Chinese open-world RPG Sands of Salzaar is getting an English release this month

The Chinese open-world RPG Sands of Salzaar launched on Steam in January and became an immediate hit, selling an estimated 50,000 copies in its first week. Its reach into English-language audiences was limited by the fact that it was only available in Simplified Chinese, although an English translation was listed as a "top priority."

Today Han-Squirrel Studio and XD Network announced that the English-language release will come to Steam Early Access on September 22, finally making it fully accessible to players in North America and Europe. 

The English edition will feature a full translation of the nearly 500,000-word script, along with new story content including 30 new quests. Mods will be supported through the Steam Workshop, and the developers said that hundreds of mods including new characters, custom maps, multiplayer maps, bonus difficulty modes and more will be available when the game goes live.

Sands of Salzaar is set after the fall of the Old Empire, which leaves rival factions struggling to seize people in a mystical desert world. As we noted in January, it looks very promising: Players will pursue an epic quest through an open-world sandbox, making friends and enemies, and taking part in both small brawls and large-scale combat. Steven was particularly taken by his impression of the major battles, which he said "evokes Dynasty Warriors mixed with Diablo."

XD Network has been running a closed beta test of the English version of Sands of Salzaar ahead of its full release, and for now that's still underway. You can apply to take part through the Sands of Salzaar Discord, and check out some screens below.

Andy Chalk

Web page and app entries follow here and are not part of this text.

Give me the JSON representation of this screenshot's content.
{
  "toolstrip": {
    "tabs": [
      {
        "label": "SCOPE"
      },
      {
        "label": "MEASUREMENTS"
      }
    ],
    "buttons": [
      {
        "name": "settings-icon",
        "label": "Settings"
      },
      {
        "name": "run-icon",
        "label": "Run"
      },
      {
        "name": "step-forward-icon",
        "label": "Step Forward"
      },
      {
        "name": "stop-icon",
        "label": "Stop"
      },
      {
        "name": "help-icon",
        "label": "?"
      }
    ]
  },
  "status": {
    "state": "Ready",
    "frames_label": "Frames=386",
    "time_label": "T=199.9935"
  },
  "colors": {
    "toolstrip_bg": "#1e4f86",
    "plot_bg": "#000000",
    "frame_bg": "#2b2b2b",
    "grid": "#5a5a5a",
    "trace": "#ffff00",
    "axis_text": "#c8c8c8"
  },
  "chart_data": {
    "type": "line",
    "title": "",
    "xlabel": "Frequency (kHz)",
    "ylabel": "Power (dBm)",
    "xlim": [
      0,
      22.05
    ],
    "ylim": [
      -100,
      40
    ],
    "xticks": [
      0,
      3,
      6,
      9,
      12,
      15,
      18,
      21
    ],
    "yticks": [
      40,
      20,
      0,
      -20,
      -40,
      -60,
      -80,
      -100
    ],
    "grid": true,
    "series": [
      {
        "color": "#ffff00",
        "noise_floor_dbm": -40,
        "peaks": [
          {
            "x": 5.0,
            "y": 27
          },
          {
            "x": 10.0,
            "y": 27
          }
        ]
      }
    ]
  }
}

Andy has been gaming on PCs from the very beginning, starting as a youngster with text adventures and primitive action games on a cassette-based TRS80. From there he graduated to the glory days of Sierra Online adventures and Microprose sims, ran a local BBS, learned how to build PCs, and developed a longstanding love of RPGs, immersive sims, and shooters. He began writing videogame news in 2007 for The Escapist and somehow managed to avoid getting fired until 2014, when he joined the storied ranks of PC Gamer. He covers all aspects of the industry, from new game announcements and patch notes to legal disputes, Twitch beefs, esports, and Henry Cavill. Lots of Henry Cavill.